July 2008 Issue
A Splendid Selection
Art and artifacts from the Vatican Museums are touring three U.S. cities, with a summer stop in Cleveland.
Five hundred years ago, Michelangelo Buonarroti and Giuliano da Sangallo journeyed to the Holy See after receiving word that Pope Julius II requested they assess a marble sculpture uncovered at a vineyard in Rome.
When the artists inspected the relic, they were not only astonished by its portrayal of the mythical Trojan priest Laocoön and his two sons being strangled by sea serpents, but also were intrigued by the work’s ties to ancient Rome. Soon after, the pope displayed the artifact at the Vatican, marking the genesis of a renowned collection that would ultimately become the Vatican Museums.
This summer, visitors to Cleveland won’t have to join the more than 1 million art aficionados who travel to Rome each year to catch a glimpse of the museums’ celebrated collection of antiquities. Through Sept. 7, Vatican City meets the city of Cleveland’s University Circle during “Vatican Splendors from Saint Peter’s Basilica, The Vatican Museums and The Swiss Guard” at the Western Reserve Historical Society.
The exhibition celebrates the 500th anniversary of three events: the building of the modern St. Peter’s Basilica; establishment of the Vatican Museums; and the inauguration of the Swiss Guard, the world’s oldest military organization, still in continuous service and comprised of young Catholic Swiss men in service to the church.
Cleveland is the second leg of the tour, which premiered in St. Petersburg, Florida, in March, and will conclude in St. Paul, Minnesota, early next year.
“Cleveland was selected because it’s a city that is very vibrant, with people who pay a lot of attention to cultural events and [their significance],” says Monsignor Robert Zagnoli, exhibition curator for the Vatican Museums.
It’s no small coup for the Cleveland museum to be chosen to host the objects. “The Cleveland Diocese had to agree that we were a suitable venue,” says WRHS sales and marketing director Angie Cochenour. “Then, we had to send a letter to the Vatican, and they had to approve us as a venue as well.”
More than 200 artifacts (70 percent of which are new to the tour) from the Vatican’s renowned collection are showcased in thematic galleries that start with the evolution of the Christian church and papacy and conclude with the current pope, Benedict XVI.
“This is a very special exhibit from both a religious and historical perspective,” says WRHS President Gainor Davis.
“The exhibit is not solely about religion, it’s rather a collection of fine and decorative art that explores the Vatican’s influence on world history and great art,” adds Mark Greenberg, president of Evergreen Exhibitions, producers of the exhibit.

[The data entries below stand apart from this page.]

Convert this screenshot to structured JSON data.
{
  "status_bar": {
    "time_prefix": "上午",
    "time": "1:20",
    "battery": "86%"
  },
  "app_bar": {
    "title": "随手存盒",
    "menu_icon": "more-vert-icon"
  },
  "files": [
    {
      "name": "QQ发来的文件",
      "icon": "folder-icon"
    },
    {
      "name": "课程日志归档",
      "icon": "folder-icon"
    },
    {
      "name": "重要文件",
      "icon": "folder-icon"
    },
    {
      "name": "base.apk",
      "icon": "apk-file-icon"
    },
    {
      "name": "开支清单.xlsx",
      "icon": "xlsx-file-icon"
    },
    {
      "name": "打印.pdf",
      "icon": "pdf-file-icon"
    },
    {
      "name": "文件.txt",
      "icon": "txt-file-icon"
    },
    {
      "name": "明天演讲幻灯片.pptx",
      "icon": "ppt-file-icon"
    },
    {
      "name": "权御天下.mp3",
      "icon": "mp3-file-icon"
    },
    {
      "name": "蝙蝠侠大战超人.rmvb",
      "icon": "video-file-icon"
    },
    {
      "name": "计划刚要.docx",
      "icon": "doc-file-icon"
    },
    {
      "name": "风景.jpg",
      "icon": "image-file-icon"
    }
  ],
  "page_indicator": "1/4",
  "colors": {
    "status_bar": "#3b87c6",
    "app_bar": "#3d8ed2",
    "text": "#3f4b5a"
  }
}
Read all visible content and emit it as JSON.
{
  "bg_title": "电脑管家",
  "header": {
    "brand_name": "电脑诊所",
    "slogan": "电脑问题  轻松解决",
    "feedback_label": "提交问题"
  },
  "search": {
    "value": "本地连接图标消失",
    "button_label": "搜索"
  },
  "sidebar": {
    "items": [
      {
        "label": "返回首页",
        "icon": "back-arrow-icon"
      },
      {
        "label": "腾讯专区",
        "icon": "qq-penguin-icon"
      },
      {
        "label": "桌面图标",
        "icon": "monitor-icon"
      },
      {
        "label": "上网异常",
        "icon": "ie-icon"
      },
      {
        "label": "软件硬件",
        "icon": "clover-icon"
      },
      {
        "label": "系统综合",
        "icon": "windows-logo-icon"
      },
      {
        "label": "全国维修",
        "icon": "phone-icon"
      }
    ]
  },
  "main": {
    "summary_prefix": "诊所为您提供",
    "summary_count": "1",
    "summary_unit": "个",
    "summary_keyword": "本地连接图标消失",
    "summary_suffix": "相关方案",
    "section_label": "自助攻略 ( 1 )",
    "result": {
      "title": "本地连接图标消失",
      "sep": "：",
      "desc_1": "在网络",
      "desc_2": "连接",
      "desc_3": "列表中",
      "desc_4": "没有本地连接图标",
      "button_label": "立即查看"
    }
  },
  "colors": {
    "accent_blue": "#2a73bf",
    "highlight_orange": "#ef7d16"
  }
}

“If it weren’t for the Vatican,” he says, “the original patrons of the arts — Michelangelo and Raphael, and some of the great Renaissance artists — would not have been supported and may not have been able to complete their great works.”
As they walk through scaffolding suspended underneath a simulation of the Sistine Chapel — meant to illustrate how the artist painted the colorful frescos on the ceiling of Saint Peter’s Basilica — visitors get an up-close look at the compass experts suggest was used by Michelangelo.
The spirit of the prophet Daniel comes to life through Gian Lorenzo Bernini’s sculpture, “Daniel in the Lions’ Den,” which is making its debut outside the Vatican Museums. The terra-cotta statuette depicts the story from the Old Testament in which Daniel — who remained unscathed after being thrown into a lions’ den because of his refusal to worship King Darius as a god — prays to the heavens while a lion lies beside his feet.
If you look carefully, Greenberg notes, “You can still see [Bernini’s] fingerprints on the model.”
One of the most popular artifacts of the exhibit, “The Mandylion of Odessa,” recounts the story of the King of Odessa, who fell ill and sent for Jesus to cure him.
Jesus pressed a cloth (the “mandylion”) to his own face, and when he pulled it away, an impression remained, Greenberg explains. The story goes that Jesus then sent a prophet carrying the cloth to the king, and when the nobleman touched the cloth, he was cured.
Additional artifacts include the Papal Tiara of Pope Pius VII, a gift from Napoleon (adorned with looted emeralds); a casting of Pope John Paul II’s folded hands, which visitors can touch; a scrap of St. Peter’s sarcophagus inscribed with the words, Petros Eni (“Peter is Here”); a reliquary containing bone fragments from St. Peter’s tomb; and full dress attire worn by members of the Swiss Guard.
Tamera Brown, vice president of marketing for the city’s convention and visitor’s bureau, Positively Cleveland,
estimates tickets sales during the exhibit’s run will reach nearly 140,000. “Our region is blessed with many outstanding cultural amenities,” Brown says. “Special exhibitions like this give us tremendous marketing opportunity to tell our story.”
And with the wealth of cultural activities taking place near University Circle this summer — including the mid-August Feast of the Assumption in Little Italy, a neighborhood with many fine eateries — the Vatican couldn’t have come to Cleveland at a better time.